Disability Discrimination Act
The Disability Discrimination Act 1995 came into effect on 2nd December 1996 to prevent discrimination against disabled people.
This Appendix is intended to provide a brief overview of the Act, not a comprehensive or detailed account of its statutory provisions.
These notes are not a substitute for obtaining legal advice and no one should rely upon the information that they contain. The author and publishers accept no liability in relation thereto.
The first two stages of the Act came into force on 2 December 1996 and 1 October 1999 and focus primarily on the availability and quality of the service provided to disabled people. In 2004, additional duties will be placed on service providers regarding physical features that discriminate against disabled people. A supporting Code came into effect in May 2002.
In practice, the provisions of the Act are consistent with Scottish Natural Heritage's policy of promoting 'access for all', under which access to the countryside should be barrier free and, where a structure is necessary, the least restrictive option should be adopted.
Persons Covered by the Act
Under the Act, a disabled person is an adult or child who has, or has had in the past, a physical or mental impairment which has a substantial and long term (i.e at least 12 months) adverse effect on their ability to carry out normal day to day activities.
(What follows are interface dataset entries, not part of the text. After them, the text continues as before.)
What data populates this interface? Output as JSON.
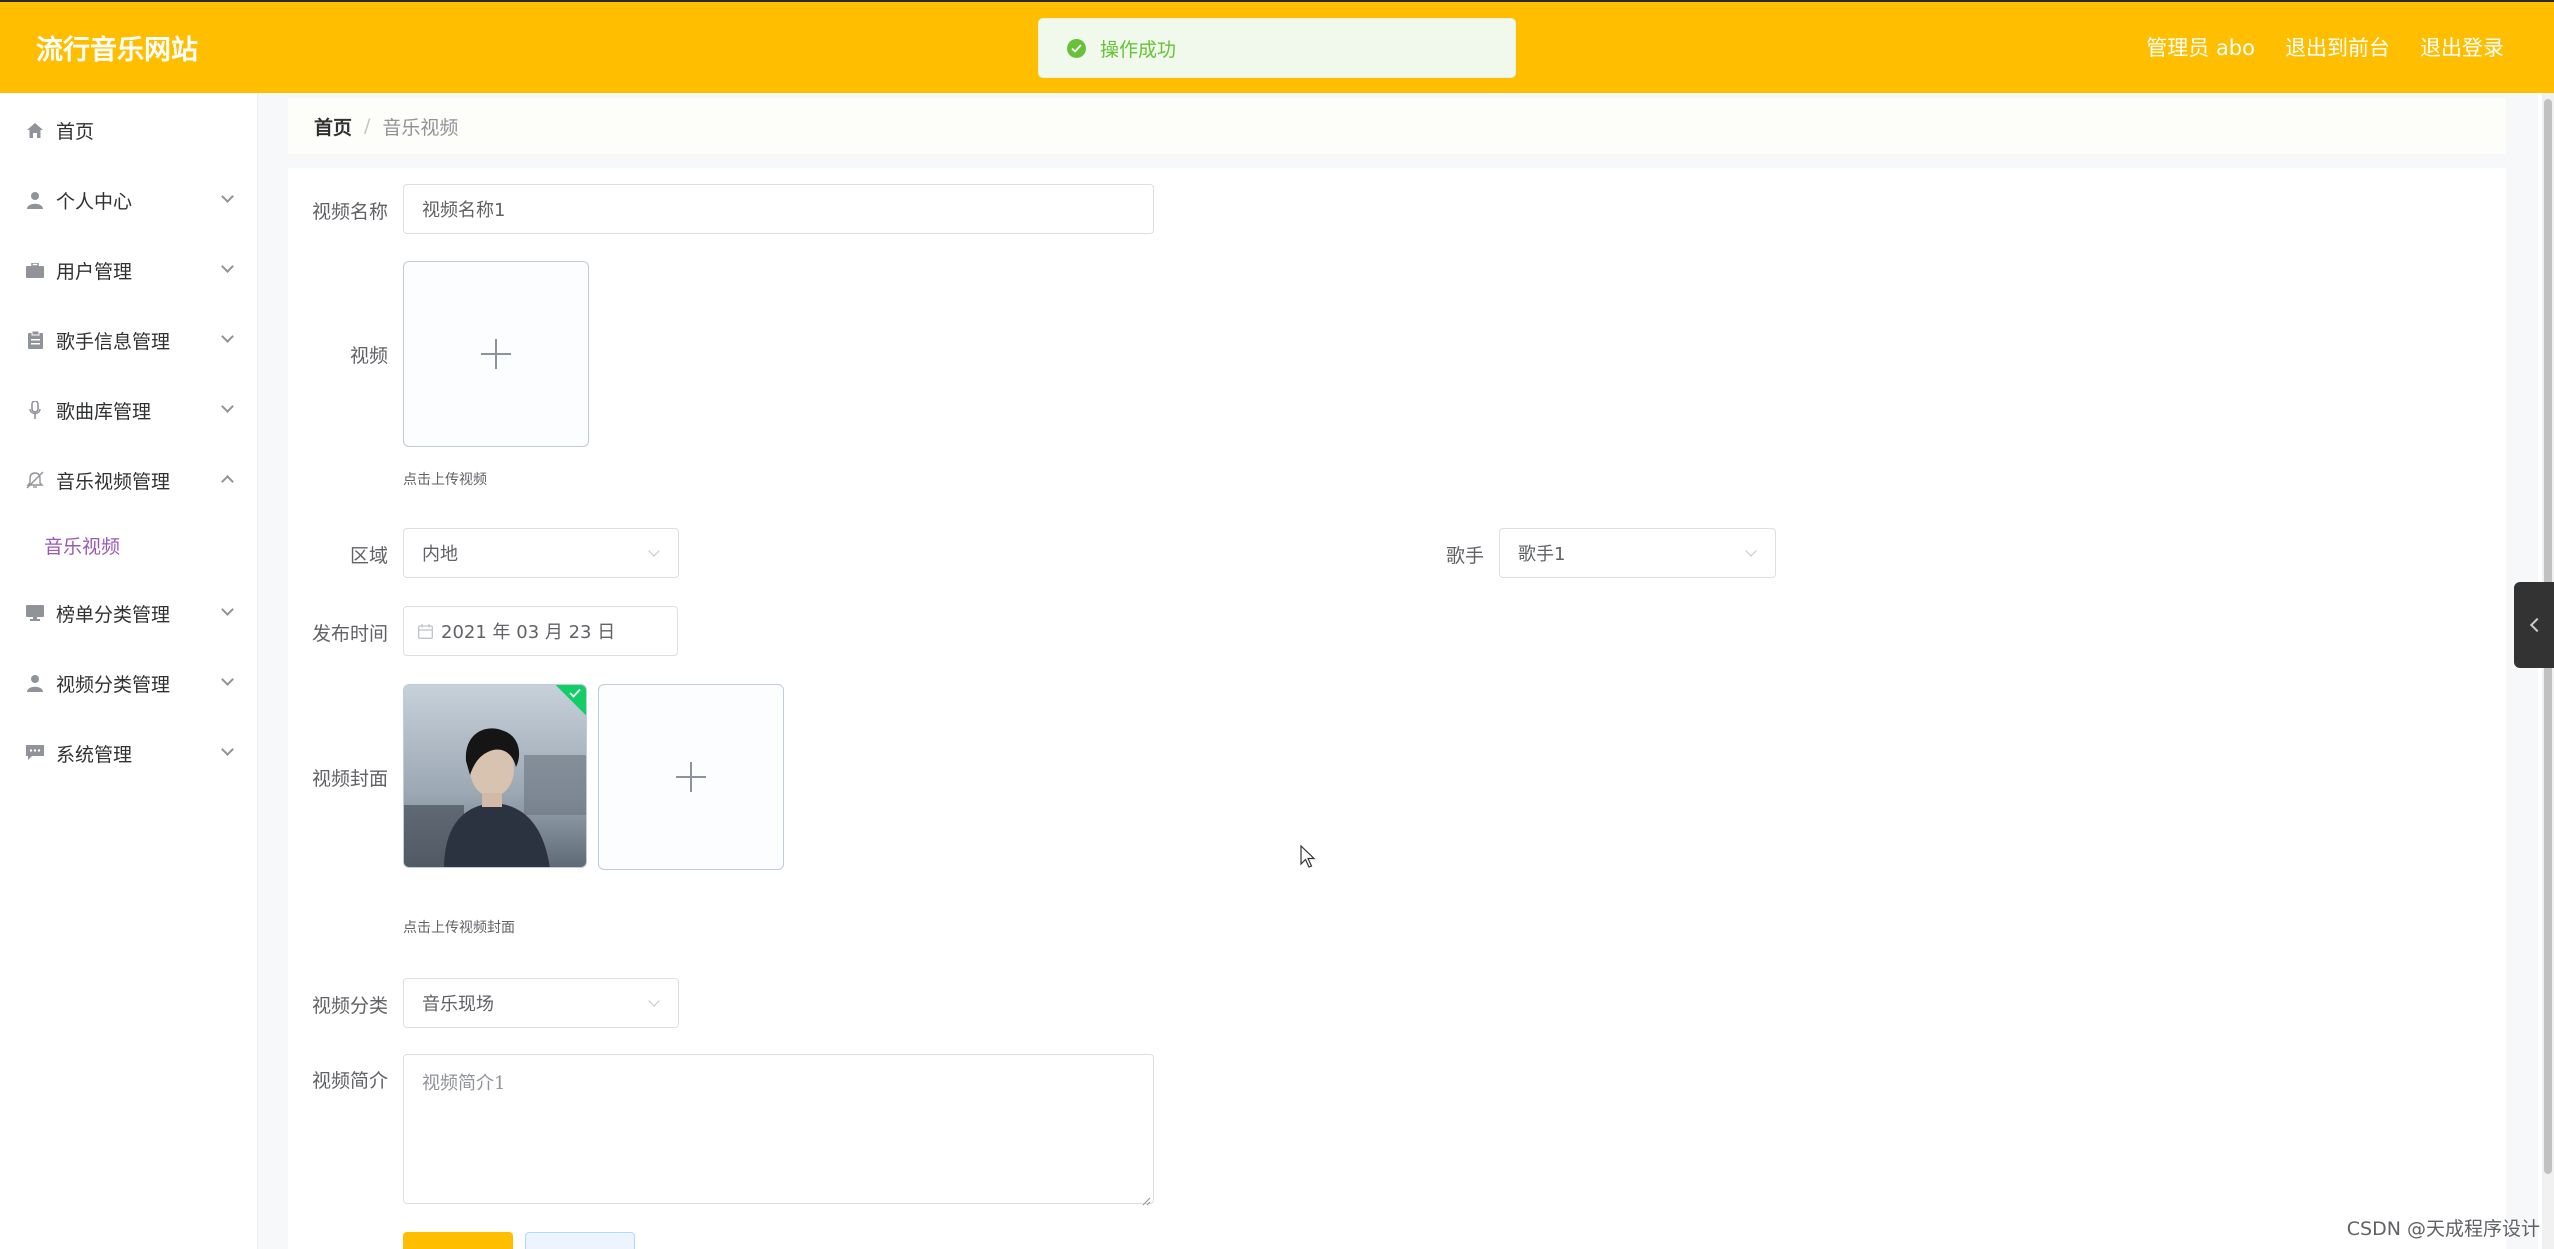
{
  "header": {
    "brand": "流行音乐网站",
    "admin": "管理员 abo",
    "to_front": "退出到前台",
    "logout": "退出登录"
  },
  "toast": {
    "message": "操作成功"
  },
  "sidebar": {
    "items": [
      {
        "label": "首页",
        "icon": "home-icon"
      },
      {
        "label": "个人中心",
        "icon": "user-icon"
      },
      {
        "label": "用户管理",
        "icon": "briefcase-icon"
      },
      {
        "label": "歌手信息管理",
        "icon": "clipboard-icon"
      },
      {
        "label": "歌曲库管理",
        "icon": "microphone-icon"
      },
      {
        "label": "音乐视频管理",
        "icon": "bell-off-icon"
      },
      {
        "label": "榜单分类管理",
        "icon": "monitor-icon"
      },
      {
        "label": "视频分类管理",
        "icon": "user-icon"
      },
      {
        "label": "系统管理",
        "icon": "chat-icon"
      }
    ],
    "sub_active": "音乐视频"
  },
  "breadcrumb": {
    "home": "首页",
    "sep": "/",
    "current": "音乐视频"
  },
  "form": {
    "video_name_label": "视频名称",
    "video_name_value": "视频名称1",
    "video_label": "视频",
    "video_hint": "点击上传视频",
    "region_label": "区域",
    "region_value": "内地",
    "singer_label": "歌手",
    "singer_value": "歌手1",
    "publish_label": "发布时间",
    "publish_value": "2021 年 03 月 23 日",
    "cover_label": "视频封面",
    "cover_hint": "点击上传视频封面",
    "category_label": "视频分类",
    "category_value": "音乐现场",
    "intro_label": "视频简介",
    "intro_value": "视频简介1"
  },
  "colors": {
    "header": "#ffbf00",
    "active_sub": "#9b59b6",
    "success": "#67c23a"
  },
  "watermark": "CSDN @天成程序设计"
}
This includes people with physical and sensory disabilities, learning difficulties and mental illness.
Responsibilities of Service Providers
The Act makes it unlawful for service providers to treat disabled people less favourably than they would treat other people, for a reason related to their disability, when offering or providing goods, services and facilities.
It states that discrimination occurs when a service provider:
- treats a disabled person less favourably than it treats other people and cannot show that the treatment is justified;
- fails to comply with the duty to make reasonable adjustments in relation to the disabled person and cannot show that the failure is justified.
Less Favourable Treatment of Disabled People
A service provider should not be looking for reasons or excuses to discriminate against disabled people. However, there are limited circumstances under the Act which permit a service provider to justify the less favourable treatment of disabled people:
- a service provider can justify refusing to provide, or deliberately not providing, a service to a disabled person if this would mean that the service could no longer be provided to other members of the public;
- a service provider can justify an inferior service if this is necessary to be able to provide the service to the disabled person or other members of the public;
- a service provider is not required to do anything that would endanger either the disabled person or other people;
- a service provider can charge a disabled person more for a service where the service is individually tailored to the requirements of the disabled person and the charge reflects the additional costs of meeting the disabled persons specification;
- a service provider is not required to contract with a disabled person who is incapable of entering into a legally enforceable agreement or of giving informed consent when a disabled person is unable to understand a contract;
- a service provider is not required to take steps that would fundamentally alter the nature of its service.
In all cases, the service provider's action must be justified. If a disabled person can show that he or she has been treated less favourably than others for a reason related to their disability, it is for the service provider to show that the action taken was justified.
Implementation of The Act
The provisions of the Act are being introduced in stages.
From 2 December 1996 , service providers cannot:
- refuse service to disabled people;
- offer a disabled person a worse service;
- offer service on worse terms for a reason related to a person's disability.
- From 1 October 1999 , service providers have a duty to:
- make reasonable adjustments to policies, procedures or practices which exclude disabled people;
- provide auxiliary aids and services to enable or make it easier for disabled people to use a service;
- where a physical feature is a barrier to a service, find a reasonable alternative method of delivering the service.
From 2004, where a physical feature makes it impossible or unreasonably difficult for a disabled person to make use of a service, service providers have to take reasonable steps to remove, alter or avoid it if the service cannot be provided by a reasonable alternative method.
Implications of the Act for Access in the Countryside
Under the Act the provision of public services includes all goods or facilities. All countryside services are therefore covered, including walks programmes, events, information, interpretation, and paths and trails.With regard to the accessibility of paths in the countryside to disabled people, the provisions of the Act have the following implications:
- as from 1 October 1999, but prior to 2004, where a structure on a path is a barrier to access by disabled people, service providers have a duty to find a reasonable alternative method of providing access;
- as from 2004, where a structure on a path makes it impossible or unreasonably difficult for a disabled person to gain access, service providers have a duty to take reasonable steps to remove, alter or avoid it, if access cannot be provided by a reasonable alternative method.
The government has indicated that the staged introduction of these sections of the Act should not deter service providers from taking the requirements of the 2004 provisions into account at an earlier stage. It is suggested that such an approach may actually be more effective and economical.